"Now that the miserable recall experience is over," is how David Broder mordantly began his Washington Post column on the grass-roots uprising that ousted Gov. Gray Davis of California.
In calling this populist uprising a "miserable" experience, Broder speaks for an elite that denounced the recall as a "circus" and "chaos." He does not speak for the people.
The people loved it. The recall was topic number one on the beaches and at the bars. Arnold Schwarzenegger drew crowds like a presidential candidate in the last days of a winning campaign. The media poured in from all over the nation and the world. Sunday talk shows and cable TV gave the recall blanket coverage. Voter interest was intense, and the turnout tremendous.
Yet Broder dismisses it all as a "misguided effort."
But why misguided? Why should voters not have the right to correct a mistake by recalling a governor who deceived them about the largest deficit in state history? Why shouldn't voters have the right to turn in a lemon they bought from a used car dealer who did not tell them it had a cracked engine block?
The voters, says Broder, were given a "rotten choice among two Democrats, Davis and Lt. Gov. Cruz M. Bustamante, both widely viewed as corrupted by campaign cash, and one Republican, Arnold Schwarzenegger, who has been repeatedly accused of being a sexual predator."

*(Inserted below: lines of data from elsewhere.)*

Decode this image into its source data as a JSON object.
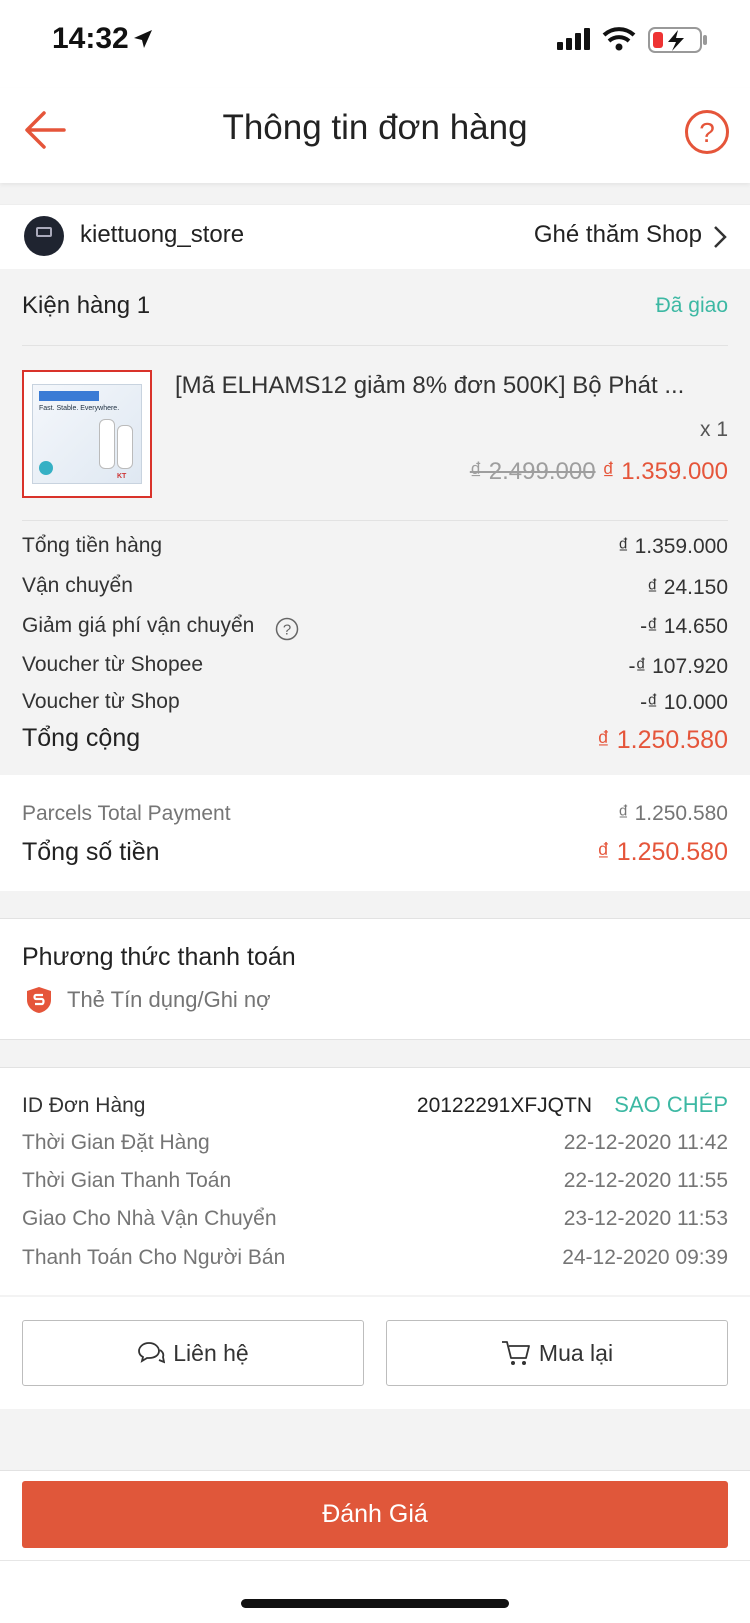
{
  "status_bar": {
    "time": "14:32"
  },
  "header": {
    "title": "Thông tin đơn hàng"
  },
  "shop": {
    "name": "kiettuong_store",
    "visit_label": "Ghé thăm Shop"
  },
  "parcel": {
    "title": "Kiện hàng 1",
    "status": "Đã giao",
    "product_name": "[Mã ELHAMS12 giảm 8% đơn 500K] Bộ Phát ...",
    "quantity": "x 1",
    "original_price": "₫ 2.499.000",
    "price": "₫ 1.359.000"
  },
  "summary": {
    "rows": [
      {
        "label": "Tổng tiền hàng",
        "value": "₫ 1.359.000"
      },
      {
        "label": "Vận chuyển",
        "value": "₫ 24.150"
      },
      {
        "label": "Giảm giá phí vận chuyển",
        "value": "-₫ 14.650"
      },
      {
        "label": "Voucher từ Shopee",
        "value": "-₫ 107.920"
      },
      {
        "label": "Voucher từ Shop",
        "value": "-₫ 10.000"
      }
    ],
    "total_label": "Tổng cộng",
    "total_value": "₫ 1.250.580"
  },
  "payment_totals": {
    "parcels_label": "Parcels Total Payment",
    "parcels_value": "₫ 1.250.580",
    "total_label": "Tổng số tiền",
    "total_value": "₫ 1.250.580"
  },
  "payment_method": {
    "title": "Phương thức thanh toán",
    "method": "Thẻ Tín dụng/Ghi nợ"
  },
  "order_info": {
    "id_label": "ID Đơn Hàng",
    "id_value": "20122291XFJQTN",
    "copy_label": "SAO CHÉP",
    "rows": [
      {
        "label": "Thời Gian Đặt Hàng",
        "value": "22-12-2020 11:42"
      },
      {
        "label": "Thời Gian Thanh Toán",
        "value": "22-12-2020 11:55"
      },
      {
        "label": "Giao Cho Nhà Vận Chuyển",
        "value": "23-12-2020 11:53"
      },
      {
        "label": "Thanh Toán Cho Người Bán",
        "value": "24-12-2020 09:39"
      }
    ]
  },
  "actions": {
    "contact_label": "Liên hệ",
    "buy_again_label": "Mua lại",
    "rate_label": "Đánh Giá"
  },
  "product_image": {
    "box_text": "Fast. Stable. Everywhere.",
    "brand": "deco"
  },
  "colors": {
    "accent": "#e5553a",
    "teal": "#3cb8a3"
  }
}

But if Davis is "corrupted by campaign cash," why should voters have to abide him three more years? And why is it a "rotten choice" when the two top Democrats in state government are on the ballot along with 135 other names? Among those names were Rep. Darryl Issa, Bill Simon, the 2002 gubernatorial candidate for the GOP, Peter Ueberroth, who was hailed for his running of the 1984 Los Angeles Olympics, and state Sen. Tom McClintock, one of the most articulate conservatives in California.

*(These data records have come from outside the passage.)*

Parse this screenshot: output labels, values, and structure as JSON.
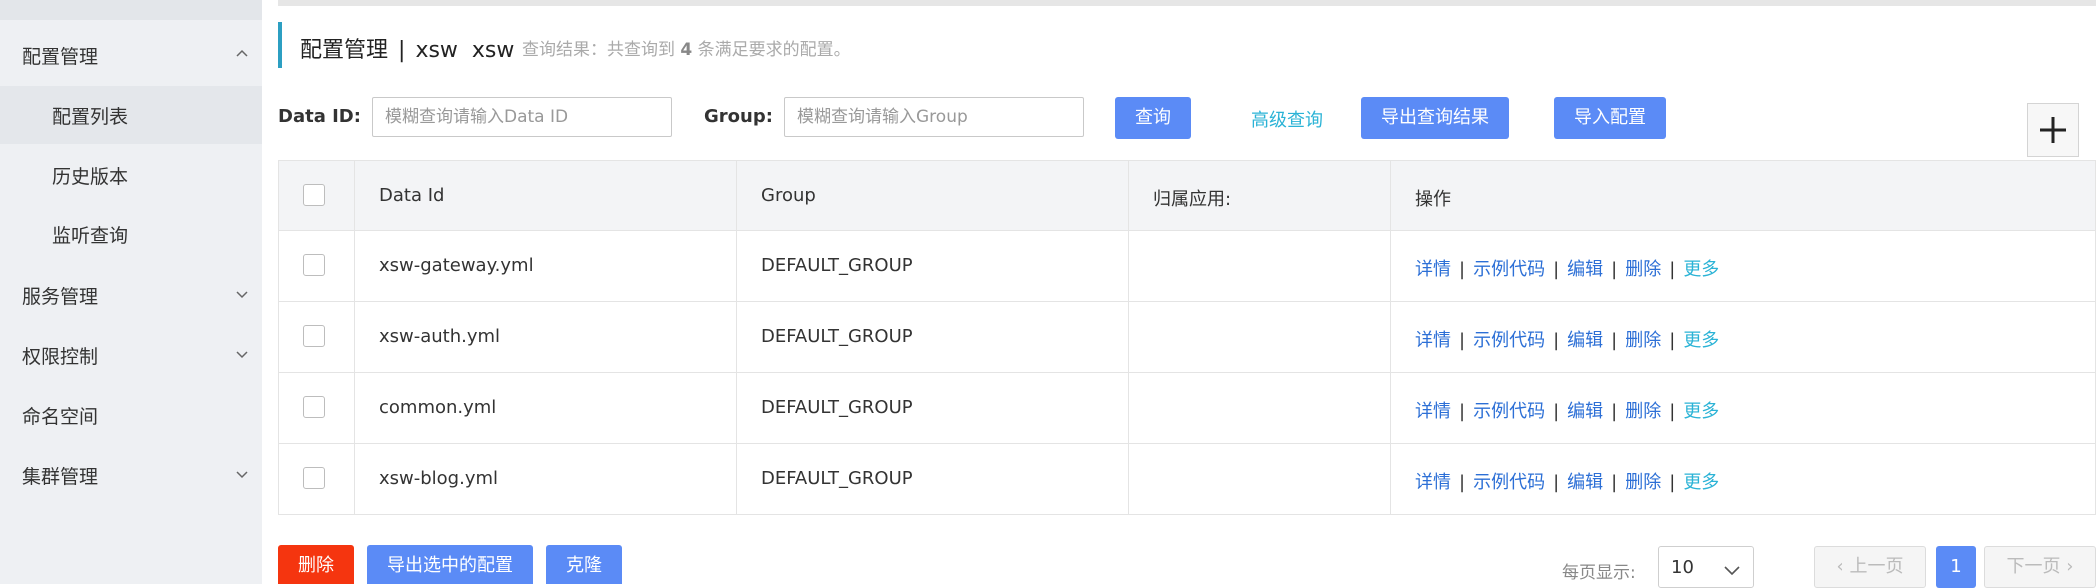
{
  "sidebar": {
    "config_mgmt": "配置管理",
    "config_list": "配置列表",
    "history": "历史版本",
    "listen_query": "监听查询",
    "service_mgmt": "服务管理",
    "access_control": "权限控制",
    "namespace": "命名空间",
    "cluster_mgmt": "集群管理"
  },
  "header": {
    "title": "配置管理",
    "separator": "|",
    "namespace": "xsw  xsw",
    "result_prefix": "查询结果：共查询到",
    "result_count": "4",
    "result_suffix": "条满足要求的配置。"
  },
  "filters": {
    "data_id_label": "Data ID:",
    "data_id_placeholder": "模糊查询请输入Data ID",
    "group_label": "Group:",
    "group_placeholder": "模糊查询请输入Group",
    "query_button": "查询",
    "advanced_query": "高级查询",
    "export_results": "导出查询结果",
    "import_config": "导入配置"
  },
  "table": {
    "headers": {
      "data_id": "Data Id",
      "group": "Group",
      "app": "归属应用:",
      "ops": "操作"
    },
    "rows": [
      {
        "data_id": "xsw-gateway.yml",
        "group": "DEFAULT_GROUP",
        "app": ""
      },
      {
        "data_id": "xsw-auth.yml",
        "group": "DEFAULT_GROUP",
        "app": ""
      },
      {
        "data_id": "common.yml",
        "group": "DEFAULT_GROUP",
        "app": ""
      },
      {
        "data_id": "xsw-blog.yml",
        "group": "DEFAULT_GROUP",
        "app": ""
      }
    ],
    "ops": {
      "detail": "详情",
      "sample": "示例代码",
      "edit": "编辑",
      "delete": "删除",
      "more": "更多",
      "sep": "|"
    }
  },
  "footer": {
    "delete": "删除",
    "export_selected": "导出选中的配置",
    "clone": "克隆",
    "page_size_label": "每页显示:",
    "page_size": "10",
    "prev": "上一页",
    "page": "1",
    "next": "下一页"
  },
  "colors": {
    "primary": "#5b8bf6",
    "danger": "#f5350f",
    "link": "#2c6fd6",
    "accent": "#2bb3d6"
  }
}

Ueberroth dropped out. Issa and Simon endorsed Arnold because they believed California was desperately in need of a new direction and Arnold might provide it. Sen. Diane Feinstein, the most popular Democrat in the state, could have been on the ballot, but she turned down every entreaty. Whose fault is that?

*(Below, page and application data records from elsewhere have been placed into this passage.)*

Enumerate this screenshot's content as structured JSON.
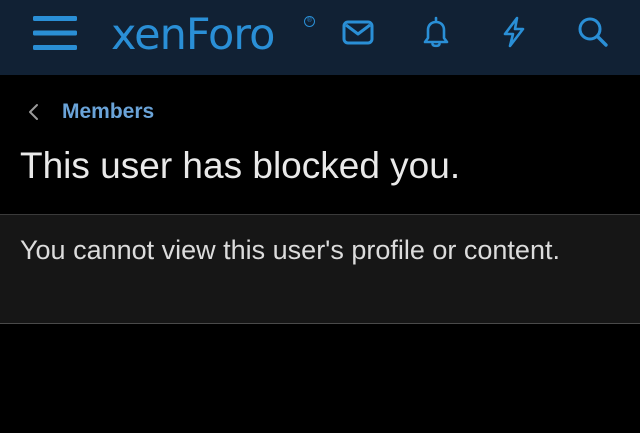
{
  "header": {
    "logo_text": "xenForo",
    "logo_mark": "®",
    "brand_color": "#2a8fd6",
    "background_color": "#112134",
    "icons": [
      "menu-icon",
      "inbox-icon",
      "bell-icon",
      "lightning-icon",
      "search-icon"
    ]
  },
  "breadcrumb": {
    "label": "Members"
  },
  "page": {
    "title": "This user has blocked you."
  },
  "message": {
    "text": "You cannot view this user's profile or content."
  }
}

What, then, is Broder's objection? It is the objection of an elite that loathes the idea of a people seizing control of their destiny through such populist measures as the initiative, referendum and recall, all the legacy of the Progressive Era of a century ago.